START Exercise materials

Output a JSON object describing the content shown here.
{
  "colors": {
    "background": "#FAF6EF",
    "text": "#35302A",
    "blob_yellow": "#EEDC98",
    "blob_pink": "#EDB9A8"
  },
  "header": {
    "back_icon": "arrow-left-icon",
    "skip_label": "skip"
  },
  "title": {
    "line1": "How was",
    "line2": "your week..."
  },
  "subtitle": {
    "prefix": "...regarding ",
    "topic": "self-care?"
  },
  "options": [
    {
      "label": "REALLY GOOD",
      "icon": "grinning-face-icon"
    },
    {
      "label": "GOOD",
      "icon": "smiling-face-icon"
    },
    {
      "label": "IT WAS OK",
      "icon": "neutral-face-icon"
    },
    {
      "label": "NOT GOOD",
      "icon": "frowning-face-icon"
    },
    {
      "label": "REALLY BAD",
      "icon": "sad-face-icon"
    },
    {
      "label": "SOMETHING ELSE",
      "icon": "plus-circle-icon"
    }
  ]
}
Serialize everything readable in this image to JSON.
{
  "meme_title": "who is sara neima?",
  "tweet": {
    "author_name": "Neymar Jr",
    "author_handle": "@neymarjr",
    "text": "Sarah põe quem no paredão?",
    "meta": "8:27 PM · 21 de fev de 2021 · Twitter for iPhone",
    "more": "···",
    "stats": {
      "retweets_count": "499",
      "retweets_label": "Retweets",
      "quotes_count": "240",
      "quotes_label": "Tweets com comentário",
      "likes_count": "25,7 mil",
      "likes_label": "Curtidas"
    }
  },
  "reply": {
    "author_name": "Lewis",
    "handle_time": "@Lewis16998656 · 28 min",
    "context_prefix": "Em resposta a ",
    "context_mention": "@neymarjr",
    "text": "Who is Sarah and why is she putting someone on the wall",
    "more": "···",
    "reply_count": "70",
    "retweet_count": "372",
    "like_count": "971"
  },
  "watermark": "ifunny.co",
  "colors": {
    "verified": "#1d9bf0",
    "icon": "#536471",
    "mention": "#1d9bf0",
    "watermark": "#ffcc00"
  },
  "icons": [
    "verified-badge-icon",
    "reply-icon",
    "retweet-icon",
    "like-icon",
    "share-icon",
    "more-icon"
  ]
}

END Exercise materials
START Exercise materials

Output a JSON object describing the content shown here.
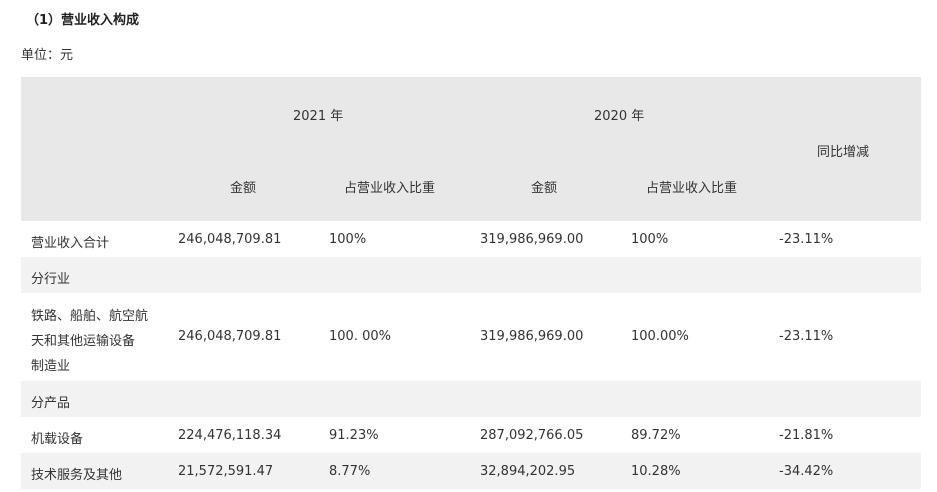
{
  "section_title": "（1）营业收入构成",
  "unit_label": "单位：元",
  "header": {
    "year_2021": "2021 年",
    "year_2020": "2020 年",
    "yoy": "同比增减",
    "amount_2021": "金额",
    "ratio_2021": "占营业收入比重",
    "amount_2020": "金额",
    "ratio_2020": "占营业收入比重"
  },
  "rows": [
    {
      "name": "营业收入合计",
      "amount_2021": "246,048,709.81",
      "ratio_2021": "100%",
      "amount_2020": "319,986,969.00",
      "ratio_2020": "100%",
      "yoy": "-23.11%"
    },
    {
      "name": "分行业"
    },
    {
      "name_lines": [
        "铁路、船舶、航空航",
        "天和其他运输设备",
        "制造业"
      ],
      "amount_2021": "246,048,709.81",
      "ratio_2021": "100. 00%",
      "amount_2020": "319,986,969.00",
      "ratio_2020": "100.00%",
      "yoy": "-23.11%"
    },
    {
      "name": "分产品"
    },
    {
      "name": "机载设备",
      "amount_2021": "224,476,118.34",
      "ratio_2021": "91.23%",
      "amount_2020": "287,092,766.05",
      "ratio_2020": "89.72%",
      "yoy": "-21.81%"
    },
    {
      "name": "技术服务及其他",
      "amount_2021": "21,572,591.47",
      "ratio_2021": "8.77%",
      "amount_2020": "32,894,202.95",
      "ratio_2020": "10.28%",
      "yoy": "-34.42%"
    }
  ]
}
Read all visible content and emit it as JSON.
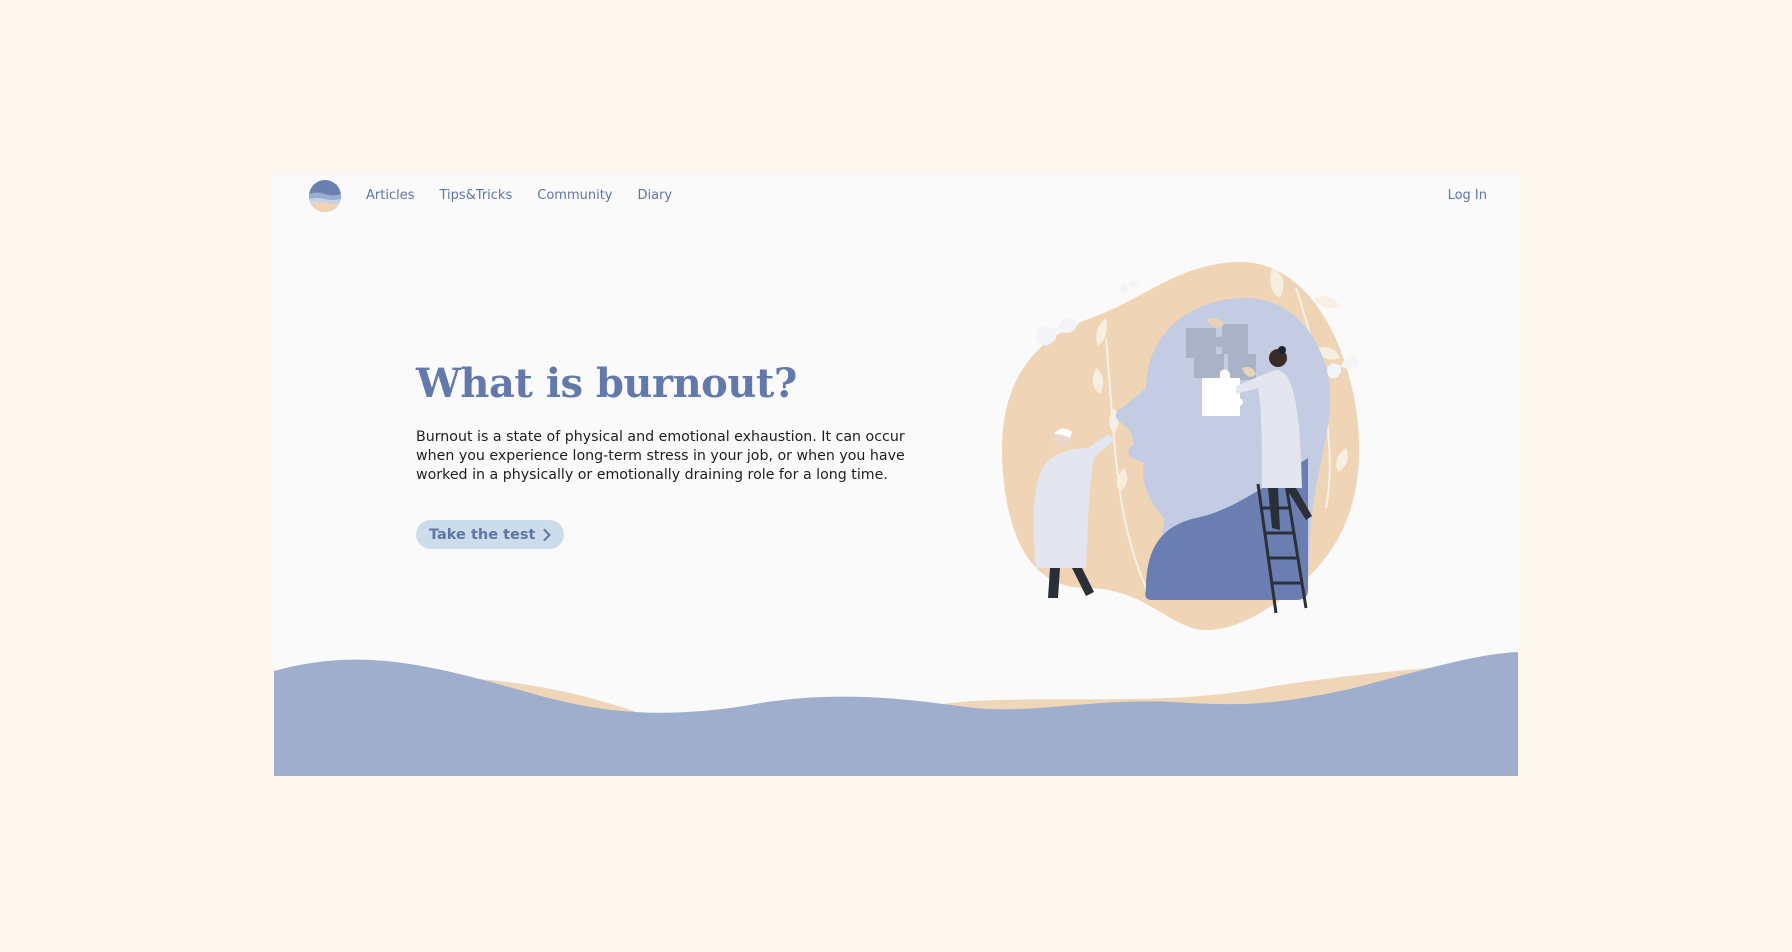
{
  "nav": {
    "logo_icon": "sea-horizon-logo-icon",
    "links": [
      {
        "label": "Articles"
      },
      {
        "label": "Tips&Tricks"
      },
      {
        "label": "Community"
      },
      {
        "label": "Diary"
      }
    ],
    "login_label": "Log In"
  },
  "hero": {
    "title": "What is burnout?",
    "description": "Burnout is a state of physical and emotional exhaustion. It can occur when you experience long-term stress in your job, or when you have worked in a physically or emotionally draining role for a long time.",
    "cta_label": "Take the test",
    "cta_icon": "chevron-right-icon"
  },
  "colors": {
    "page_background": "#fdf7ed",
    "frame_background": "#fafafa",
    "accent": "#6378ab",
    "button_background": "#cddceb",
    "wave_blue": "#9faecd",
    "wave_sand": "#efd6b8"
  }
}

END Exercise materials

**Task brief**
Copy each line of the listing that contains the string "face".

**Exercise answer**
      "icon": "grinning-face-icon"
      "icon": "smiling-face-icon"
      "icon": "neutral-face-icon"
      "icon": "frowning-face-icon"
      "icon": "sad-face-icon"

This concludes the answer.